Find the word "your" in the records below. List each line containing it.

Records provided:

Start of Block

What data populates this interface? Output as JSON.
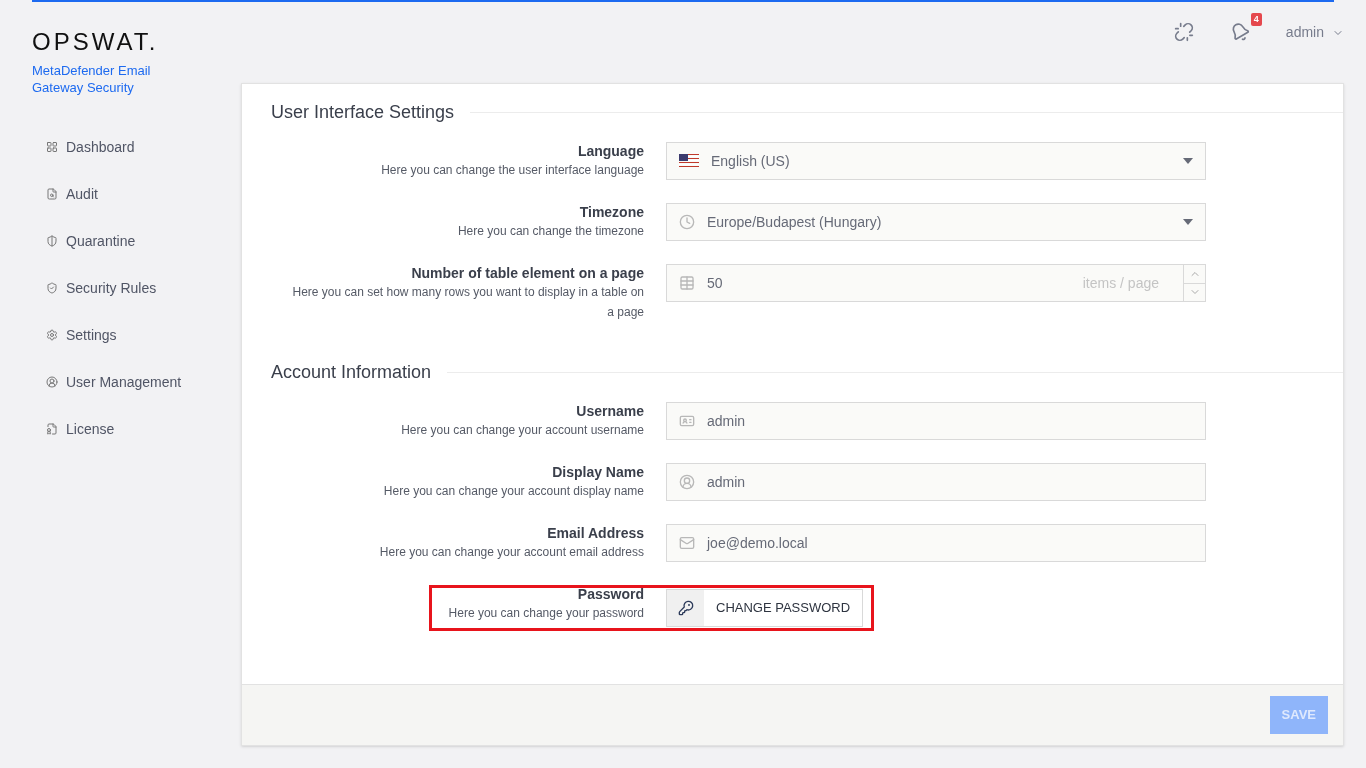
{
  "brand": {
    "logo": "OPSWAT.",
    "product": "MetaDefender Email Gateway Security"
  },
  "header": {
    "notification_count": "4",
    "user": "admin"
  },
  "sidebar": {
    "items": [
      {
        "label": "Dashboard"
      },
      {
        "label": "Audit"
      },
      {
        "label": "Quarantine"
      },
      {
        "label": "Security Rules"
      },
      {
        "label": "Settings"
      },
      {
        "label": "User Management"
      },
      {
        "label": "License"
      }
    ]
  },
  "sections": [
    {
      "title": "User Interface Settings",
      "fields": [
        {
          "kind": "select",
          "label": "Language",
          "hint": "Here you can change the user interface language",
          "value": "English (US)"
        },
        {
          "kind": "select",
          "label": "Timezone",
          "hint": "Here you can change the timezone",
          "value": "Europe/Budapest (Hungary)"
        },
        {
          "kind": "number",
          "label": "Number of table element on a page",
          "hint": "Here you can set how many rows you want to display in a table on a page",
          "value": "50",
          "suffix": "items / page"
        }
      ]
    },
    {
      "title": "Account Information",
      "fields": [
        {
          "kind": "text",
          "label": "Username",
          "hint": "Here you can change your account username",
          "value": "admin"
        },
        {
          "kind": "text",
          "label": "Display Name",
          "hint": "Here you can change your account display name",
          "value": "admin"
        },
        {
          "kind": "text",
          "label": "Email Address",
          "hint": "Here you can change your account email address",
          "value": "joe@demo.local"
        },
        {
          "kind": "button",
          "label": "Password",
          "hint": "Here you can change your password",
          "value": "CHANGE PASSWORD",
          "highlighted": true
        }
      ]
    }
  ],
  "footer": {
    "save": {
      "label": "SAVE",
      "disabled": true
    }
  }
}
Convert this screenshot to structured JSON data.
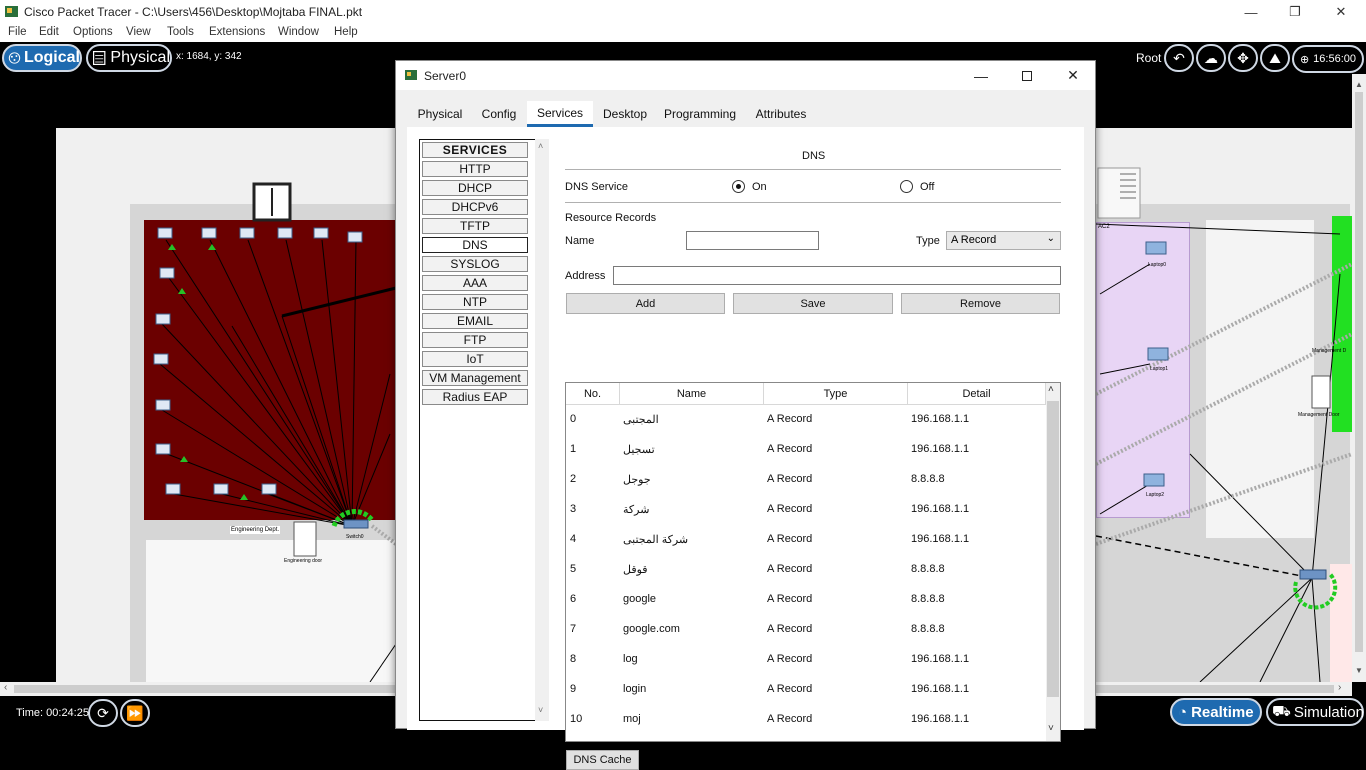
{
  "window": {
    "title": "Cisco Packet Tracer - C:\\Users\\456\\Desktop\\Mojtaba FINAL.pkt",
    "min": "—",
    "max": "❐",
    "close": "✕"
  },
  "menu": [
    "File",
    "Edit",
    "Options",
    "View",
    "Tools",
    "Extensions",
    "Window",
    "Help"
  ],
  "modebar": {
    "logical": "Logical",
    "physical": "Physical",
    "coords": "x: 1684, y: 342",
    "root": "Root",
    "clock": "16:56:00"
  },
  "workspace_labels": {
    "eng_dept": "Engineering Dept.",
    "switch0": "Switch0",
    "eng_door": "Engineering door",
    "ac2": "AC2",
    "laptop0": "Laptop0",
    "laptop1": "Laptop1",
    "laptop2": "Laptop2",
    "mgmt_door": "Management Door",
    "mgmt": "Management D"
  },
  "bottom": {
    "time": "Time: 00:24:25",
    "realtime": "Realtime",
    "simulation": "Simulation"
  },
  "dialog": {
    "title": "Server0",
    "tabs": [
      "Physical",
      "Config",
      "Services",
      "Desktop",
      "Programming",
      "Attributes"
    ],
    "active_tab": "Services",
    "services": [
      "SERVICES",
      "HTTP",
      "DHCP",
      "DHCPv6",
      "TFTP",
      "DNS",
      "SYSLOG",
      "AAA",
      "NTP",
      "EMAIL",
      "FTP",
      "IoT",
      "VM Management",
      "Radius EAP"
    ],
    "selected_service": "DNS",
    "dns": {
      "heading": "DNS",
      "service_label": "DNS Service",
      "on_label": "On",
      "off_label": "Off",
      "service_state": "On",
      "resource_records": "Resource Records",
      "name_label": "Name",
      "name_value": "",
      "type_label": "Type",
      "type_value": "A Record",
      "address_label": "Address",
      "address_value": "",
      "add": "Add",
      "save": "Save",
      "remove": "Remove",
      "columns": [
        "No.",
        "Name",
        "Type",
        "Detail"
      ],
      "records": [
        {
          "no": "0",
          "name": "المجتبى",
          "type": "A Record",
          "detail": "196.168.1.1"
        },
        {
          "no": "1",
          "name": "تسجيل",
          "type": "A Record",
          "detail": "196.168.1.1"
        },
        {
          "no": "2",
          "name": "جوجل",
          "type": "A Record",
          "detail": "8.8.8.8"
        },
        {
          "no": "3",
          "name": "شركة",
          "type": "A Record",
          "detail": "196.168.1.1"
        },
        {
          "no": "4",
          "name": "شركة المجتبى",
          "type": "A Record",
          "detail": "196.168.1.1"
        },
        {
          "no": "5",
          "name": "قوقل",
          "type": "A Record",
          "detail": "8.8.8.8"
        },
        {
          "no": "6",
          "name": "google",
          "type": "A Record",
          "detail": "8.8.8.8"
        },
        {
          "no": "7",
          "name": "google.com",
          "type": "A Record",
          "detail": "8.8.8.8"
        },
        {
          "no": "8",
          "name": "log",
          "type": "A Record",
          "detail": "196.168.1.1"
        },
        {
          "no": "9",
          "name": "login",
          "type": "A Record",
          "detail": "196.168.1.1"
        },
        {
          "no": "10",
          "name": "moj",
          "type": "A Record",
          "detail": "196.168.1.1"
        }
      ],
      "dns_cache": "DNS Cache"
    }
  },
  "colors": {
    "accent": "#1e6ab0",
    "red_room": "#6b0000",
    "purple_room": "#e8d5f5",
    "green_room": "#22e022"
  }
}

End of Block

Exercise response:
          "hint": "Here you can change your account username",
          "hint": "Here you can change your account display name",
          "hint": "Here you can change your account email address",
          "hint": "Here you can change your password",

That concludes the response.